Trich is a very easily treated infection and for most people can be cleared up with just a single dose of antibiotics, usually either tinidazole or metronidazole. Trich is very easily contracted, so even if you’ve had it before, it’s possible to get it again through re-exposure to the bodily fluids of an infected person.

Who Is Most Likely to Have Trich?

While anybody who is sexually active could potentially contract or spread trich, the disease is most common in women and people who have sex with women. Of the estimated 5 million infections that occur in the U.S. every year, it’s believed that most involve people between 15 and 24 years of age.

In addition to new infections impacting young people more than other age groups, research has found that trich is more common among black women than women in other ethnic groups.

Prevalence by ethnicity

African-American 13.30%
Hispanic/Latino 1.80%
White 1.30%

Trich was far more common in decades past, so older women may actually be more likely to have trich than younger women based on the general presence of the infection, though most new cases are reported in those between 15 and 24.

Trich Over Time

CDC data suggest that trich is much less common today than it was in the 1960s and 1970s, possibly owing to increased use of condoms. According to information contained in reports of womens’ initial visits to doctors’ offices for STDs and complications, the number of diagnoses of trich is less than half what it was in 1966, the first year for which data is available.

Trich infections by year

1966 579,000
1967 515,000
1968 463,000
1969 421,000
1970 529,000
1971 484,000
1972 574,000
1973 466,000
1974 427,000
1975 500,000
1976 473,000
1977 324,000
1978 329,000
1979 363,000
1980 358,000
1981 369,000
1982 268,000
1983 424,000
1984 381,000
1985 291,000
1986 338,000
1987 293,000
1988 191,000
1989 165,000
1990 213,000
1991 198,000
1992 182,000
1993 207,000
1994 199,000
1995 141,000
1996 245,000
1997 176,000
1998 164,000
1999 171,000
2000 222,000
2001 210,000
2002 150,000
2003 179,000
2004 221,000
2005 165,000
2006 200,000
2007 205,000
2008 204,000
2009 216,000
2010 149,000
2011 168,000
2012 219,000
2013 225,000
2014 155,000
2015 139,000
2016 222,000

Though the number of cases reported by physicians in 2016 is well under half the number reported 50 years earlier, that figure could represent a disturbing trend. Between 2015 and 2016, doctor visits for trich rose by nearly 60%. Plus, we know that trich is notoriously difficult to diagnose because most people do not have symptoms.

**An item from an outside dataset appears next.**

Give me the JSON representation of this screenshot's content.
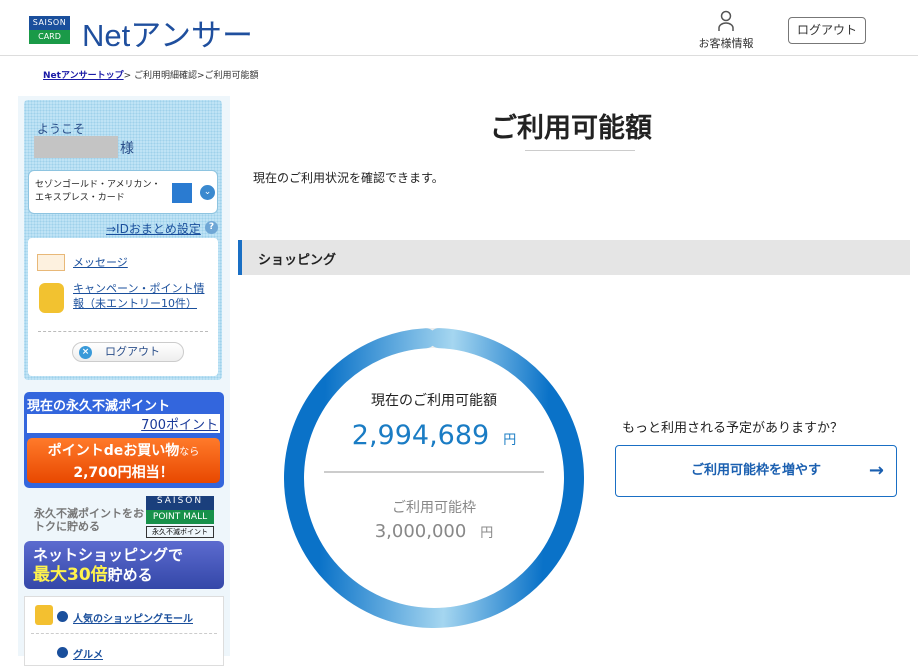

Conclusion

The data on how common trich is isn’t exactly full, but the picture that can be painted with the limited data available indicates that trich is less common that it was in decades past but that because the STD spreads so easily and rarely causes those infected to display symptoms, individuals who are at risk of contracting trich should still be quite concerned.

According to the CDC, about 2.3 million women 14-49 become infected with trich every year, but only 222,000 women sought treatment for trich from their doctors, which indicates that most people who have trich don’t get treatment.

Everyone who is at risk of trich should get tested to ensure they are able to remove the infection from their bodies and avoid passing the STD along to their sexual partners.

Additional References

Centers for Disease Control and Prevention, Sexually Transmitted Diseases, Trichomoniasis Statistics. (2017). Retrieved from https://www.cdc.gov/std/trichomonas/stats.htm

The Prevalence of Trichomonas vaginalis Infection among Reproductive-Age Women in the United States, 2001–2004, Clinical Infectious Diseases. (2007). Retrieved from https://academic.oup.com/cid/article/45/10/1319/277782

Centers for Disease Control and Prevention, Sexually Transmitted Disease Surveillance 2017, Table 44. Selected STDs and Complications — Initial Visits to Physicians' Offices, National Disease and Therapeutic Index (NDTI), United States, 1966–2016. (2017). Retrieved from https://www.cdc.gov/std/stats17/tables/44.htm

Centers for Disease Control and Prevention, Trichomoniasis CDC Fact Sheet. (Undated). Retrieved from https://www.cdc.gov/std/trichomonas/trich-fact-sheet-feb-2017.pdf